- Transsexual, with salient issue of needing to be the other physical sex, as opposed to transgender or other non-binary variations—the need and doing all possible to actually be the other biological sex. Other identifications such as non-binary, “enby,” transgender, agender, neutrois, fluid…are certainly valued; I’m just asserting my own phenomenon in self-description. One could be a primary transgender without being a primary transsexual.
Intersex organizations have distanced from trans people—like most others in society—by defining intersex as something that is not trans, with characteristics common to both sexes from birth or developed naturally. In some cases I agree with them, but not in all cases. If the brain is part of the body—and I think it is—intersex should not be defined to exclude conditions such as mine. CAIS, for example, was always intersex even when we could not detect chromosomes.
I wonder about diethylstilbestrol (“DES”), a female hormone given to mothers in pregnancy, 1938-1971, to help prevent miscarriage. I was born in 1957. I don’t know, and I cannot find out if my mother was ever given it, small town in Kansas. But something caused this phenomenon in me—and focusing on gender issues won’t get there, because regardless of that political view, this is primarily a sex-related issue: sex identity, genitalia, sexual response as female. It’s about needing to be biologically female, though as yet impossible.
When the brain is no longer part of the body, I’ll stop thinking I’m intersex.
I was not into cross-dressing, though it was integral at transition. I note it’s very important in prior living for most trans people from Jenny Boylan to Caitlyn Jenner, but it wasn’t me. To me, the clothing simply is not an area of interest. At transition, at the age of 23 and thereabouts, I was skinnier than I am now, and that helped. I found some dresses that looked okay. But as I aged, my body filled out in ways I don’t prefer, so I don’t wear them any more, except my arisaid, perhaps, at a Renaissance Faire. It is bulky and hides my bad figure. I miss—not being able to be genuine, real, authentic to myself, falling short of my need to be biologically female, but my heart does not pine for dressing.

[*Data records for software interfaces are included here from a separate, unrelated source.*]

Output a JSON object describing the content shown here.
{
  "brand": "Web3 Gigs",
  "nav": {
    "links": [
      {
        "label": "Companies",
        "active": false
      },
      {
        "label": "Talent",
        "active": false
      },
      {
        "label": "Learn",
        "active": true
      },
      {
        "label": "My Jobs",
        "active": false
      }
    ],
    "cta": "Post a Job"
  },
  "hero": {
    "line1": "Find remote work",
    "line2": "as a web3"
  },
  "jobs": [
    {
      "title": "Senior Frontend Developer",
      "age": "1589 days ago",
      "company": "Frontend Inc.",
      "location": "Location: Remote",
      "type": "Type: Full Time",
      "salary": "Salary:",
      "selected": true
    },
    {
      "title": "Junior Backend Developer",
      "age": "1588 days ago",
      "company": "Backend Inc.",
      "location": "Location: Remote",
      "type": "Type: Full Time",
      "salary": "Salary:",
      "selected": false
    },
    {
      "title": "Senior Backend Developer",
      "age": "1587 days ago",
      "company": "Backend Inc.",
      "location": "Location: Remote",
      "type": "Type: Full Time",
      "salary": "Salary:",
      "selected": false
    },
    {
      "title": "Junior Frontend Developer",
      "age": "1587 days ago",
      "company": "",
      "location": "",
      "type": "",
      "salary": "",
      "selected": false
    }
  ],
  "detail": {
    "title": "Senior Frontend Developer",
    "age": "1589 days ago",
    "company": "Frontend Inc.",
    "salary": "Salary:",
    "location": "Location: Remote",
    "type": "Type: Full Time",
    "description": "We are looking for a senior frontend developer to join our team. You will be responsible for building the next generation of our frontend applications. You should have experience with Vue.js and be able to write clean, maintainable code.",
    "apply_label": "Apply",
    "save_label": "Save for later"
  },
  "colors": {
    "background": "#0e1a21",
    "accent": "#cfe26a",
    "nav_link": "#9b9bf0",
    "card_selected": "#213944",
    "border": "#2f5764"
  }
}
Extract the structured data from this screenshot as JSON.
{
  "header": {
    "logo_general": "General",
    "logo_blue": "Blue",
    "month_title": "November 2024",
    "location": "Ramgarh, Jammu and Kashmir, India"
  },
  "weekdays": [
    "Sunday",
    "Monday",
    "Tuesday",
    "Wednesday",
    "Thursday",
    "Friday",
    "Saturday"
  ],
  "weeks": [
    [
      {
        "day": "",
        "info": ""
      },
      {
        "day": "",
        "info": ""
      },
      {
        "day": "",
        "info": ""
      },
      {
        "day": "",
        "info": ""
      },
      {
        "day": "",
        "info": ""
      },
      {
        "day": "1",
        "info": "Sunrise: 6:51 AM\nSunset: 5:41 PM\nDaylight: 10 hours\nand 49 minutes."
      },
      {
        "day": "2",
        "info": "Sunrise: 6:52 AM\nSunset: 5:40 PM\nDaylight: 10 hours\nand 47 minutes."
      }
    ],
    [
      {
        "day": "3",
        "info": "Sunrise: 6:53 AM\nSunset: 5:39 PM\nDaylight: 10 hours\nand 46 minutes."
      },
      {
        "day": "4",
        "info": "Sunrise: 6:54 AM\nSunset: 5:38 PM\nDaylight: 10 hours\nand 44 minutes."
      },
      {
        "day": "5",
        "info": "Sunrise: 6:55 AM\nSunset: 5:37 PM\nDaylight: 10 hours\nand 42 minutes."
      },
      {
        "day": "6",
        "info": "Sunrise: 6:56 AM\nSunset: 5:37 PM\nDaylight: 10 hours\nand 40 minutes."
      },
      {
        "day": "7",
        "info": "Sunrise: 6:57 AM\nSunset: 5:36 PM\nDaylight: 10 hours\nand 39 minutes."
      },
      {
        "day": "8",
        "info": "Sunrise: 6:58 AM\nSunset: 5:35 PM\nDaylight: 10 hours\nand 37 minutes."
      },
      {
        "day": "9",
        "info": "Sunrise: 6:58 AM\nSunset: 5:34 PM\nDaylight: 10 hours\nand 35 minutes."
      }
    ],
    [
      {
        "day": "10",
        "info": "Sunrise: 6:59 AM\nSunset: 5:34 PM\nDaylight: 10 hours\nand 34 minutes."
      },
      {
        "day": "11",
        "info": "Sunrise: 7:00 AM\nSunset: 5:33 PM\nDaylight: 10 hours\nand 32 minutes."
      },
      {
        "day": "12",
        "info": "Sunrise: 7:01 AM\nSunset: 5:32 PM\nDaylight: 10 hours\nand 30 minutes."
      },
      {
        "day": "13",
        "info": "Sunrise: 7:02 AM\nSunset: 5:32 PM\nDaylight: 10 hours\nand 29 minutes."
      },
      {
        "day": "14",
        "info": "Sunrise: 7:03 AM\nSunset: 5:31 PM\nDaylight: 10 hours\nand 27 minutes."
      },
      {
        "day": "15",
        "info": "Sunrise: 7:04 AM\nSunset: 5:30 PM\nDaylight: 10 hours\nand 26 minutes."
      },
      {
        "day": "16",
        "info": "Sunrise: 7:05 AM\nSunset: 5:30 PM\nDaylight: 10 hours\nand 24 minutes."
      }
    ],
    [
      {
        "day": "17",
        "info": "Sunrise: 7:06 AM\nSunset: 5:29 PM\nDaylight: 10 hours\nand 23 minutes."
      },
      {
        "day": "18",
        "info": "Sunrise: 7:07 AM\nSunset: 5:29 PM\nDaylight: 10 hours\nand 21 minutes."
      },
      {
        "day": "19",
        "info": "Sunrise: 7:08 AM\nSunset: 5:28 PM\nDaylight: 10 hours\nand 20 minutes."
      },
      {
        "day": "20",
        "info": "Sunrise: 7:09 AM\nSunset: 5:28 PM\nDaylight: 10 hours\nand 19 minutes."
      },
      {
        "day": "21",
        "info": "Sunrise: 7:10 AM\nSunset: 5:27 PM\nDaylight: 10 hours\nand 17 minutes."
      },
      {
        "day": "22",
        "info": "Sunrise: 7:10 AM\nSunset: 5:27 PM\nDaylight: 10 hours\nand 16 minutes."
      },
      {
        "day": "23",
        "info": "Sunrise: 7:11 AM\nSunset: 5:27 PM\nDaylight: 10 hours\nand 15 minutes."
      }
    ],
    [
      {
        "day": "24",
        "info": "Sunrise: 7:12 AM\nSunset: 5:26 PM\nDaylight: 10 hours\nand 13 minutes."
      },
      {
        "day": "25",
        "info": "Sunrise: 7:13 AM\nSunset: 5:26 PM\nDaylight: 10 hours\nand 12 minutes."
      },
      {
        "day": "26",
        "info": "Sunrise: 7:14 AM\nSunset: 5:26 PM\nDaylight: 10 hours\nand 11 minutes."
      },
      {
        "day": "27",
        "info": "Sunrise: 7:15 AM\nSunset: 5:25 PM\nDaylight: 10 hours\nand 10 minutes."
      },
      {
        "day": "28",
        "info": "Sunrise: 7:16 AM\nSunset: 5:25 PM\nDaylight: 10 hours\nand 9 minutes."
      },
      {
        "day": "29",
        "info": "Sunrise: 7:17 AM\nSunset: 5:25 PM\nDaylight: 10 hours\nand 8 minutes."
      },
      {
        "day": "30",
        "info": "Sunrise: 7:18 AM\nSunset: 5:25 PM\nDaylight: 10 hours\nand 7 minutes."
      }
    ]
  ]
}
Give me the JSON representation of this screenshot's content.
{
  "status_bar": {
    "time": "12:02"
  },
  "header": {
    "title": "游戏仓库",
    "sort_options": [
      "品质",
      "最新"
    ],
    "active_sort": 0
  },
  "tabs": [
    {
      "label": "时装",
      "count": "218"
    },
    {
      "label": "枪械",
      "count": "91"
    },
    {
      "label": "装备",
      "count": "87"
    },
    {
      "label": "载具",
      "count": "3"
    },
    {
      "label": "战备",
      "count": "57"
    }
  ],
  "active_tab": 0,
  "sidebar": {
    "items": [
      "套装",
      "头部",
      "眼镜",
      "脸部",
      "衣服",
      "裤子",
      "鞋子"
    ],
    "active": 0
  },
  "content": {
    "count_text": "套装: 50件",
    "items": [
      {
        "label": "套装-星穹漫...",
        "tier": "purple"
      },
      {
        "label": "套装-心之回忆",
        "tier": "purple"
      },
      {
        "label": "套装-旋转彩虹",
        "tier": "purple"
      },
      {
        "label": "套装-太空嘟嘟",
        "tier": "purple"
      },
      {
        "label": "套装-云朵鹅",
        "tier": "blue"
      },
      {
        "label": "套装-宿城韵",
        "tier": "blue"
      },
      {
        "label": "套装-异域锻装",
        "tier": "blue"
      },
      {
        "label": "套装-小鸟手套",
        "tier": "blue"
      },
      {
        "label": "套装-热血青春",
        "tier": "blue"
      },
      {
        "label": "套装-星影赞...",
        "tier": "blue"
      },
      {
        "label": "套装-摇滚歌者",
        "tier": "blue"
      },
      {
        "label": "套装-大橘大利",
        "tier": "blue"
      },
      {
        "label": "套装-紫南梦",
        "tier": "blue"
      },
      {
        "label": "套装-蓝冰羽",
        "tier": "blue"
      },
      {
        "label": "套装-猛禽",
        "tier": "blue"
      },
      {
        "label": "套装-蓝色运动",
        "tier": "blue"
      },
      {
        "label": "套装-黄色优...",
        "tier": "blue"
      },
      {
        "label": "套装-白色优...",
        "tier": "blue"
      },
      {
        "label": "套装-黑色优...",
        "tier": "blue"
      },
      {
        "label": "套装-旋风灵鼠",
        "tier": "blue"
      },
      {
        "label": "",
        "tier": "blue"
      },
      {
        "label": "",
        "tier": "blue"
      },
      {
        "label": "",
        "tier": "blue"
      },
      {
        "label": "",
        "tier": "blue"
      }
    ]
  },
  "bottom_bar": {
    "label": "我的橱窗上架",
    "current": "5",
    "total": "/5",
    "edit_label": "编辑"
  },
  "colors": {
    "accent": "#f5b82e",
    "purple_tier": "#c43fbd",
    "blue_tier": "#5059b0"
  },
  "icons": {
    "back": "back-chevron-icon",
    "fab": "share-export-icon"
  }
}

When I met Joe in 1989, he amazed me. I’ve always enjoyed flight, was already a pilot, in the 99s, and Joe’s life absorbed me. It was about taking aircraft to air shows, boating, learning how to fix the water heater whether I liked it or not, trying to survive hate crimes, going to doctors as he aged…and the more feminine fineries were never enculturated. You can see that in my book. As a result, I tend to dress “down”, without intent that it be down, per se, just not masculine where I can help it: a blouse, jeans, nothing fancy. I nearly always wear sneakers with orthotic inserts and a brace, because of my Ehlers-Danlos, hypermobility, which, unhappily, also make me about 1/2 inch taller. The Ehlers-Danlos also complicates my appearance, as I have an “ape index” of 1.6:1—long arms—greater than Michael Phelps, the Olympic swimmer, at his ape index of 1.5 per Scientific American. (I am also an outstanding swimmer, though I’m no athlete.) However bad my appearance may be, I do my best to overcome this as well as other natal male features of stature.
FWIW, I think I’m missing something, not into fineries, but if I consider them I disregard them yet again because I don’t have the figure for it. As a result, I’m usually just in jeans and some blouse. This view may also relate to my decades in transition, since 1981, how issues evolve through us over time.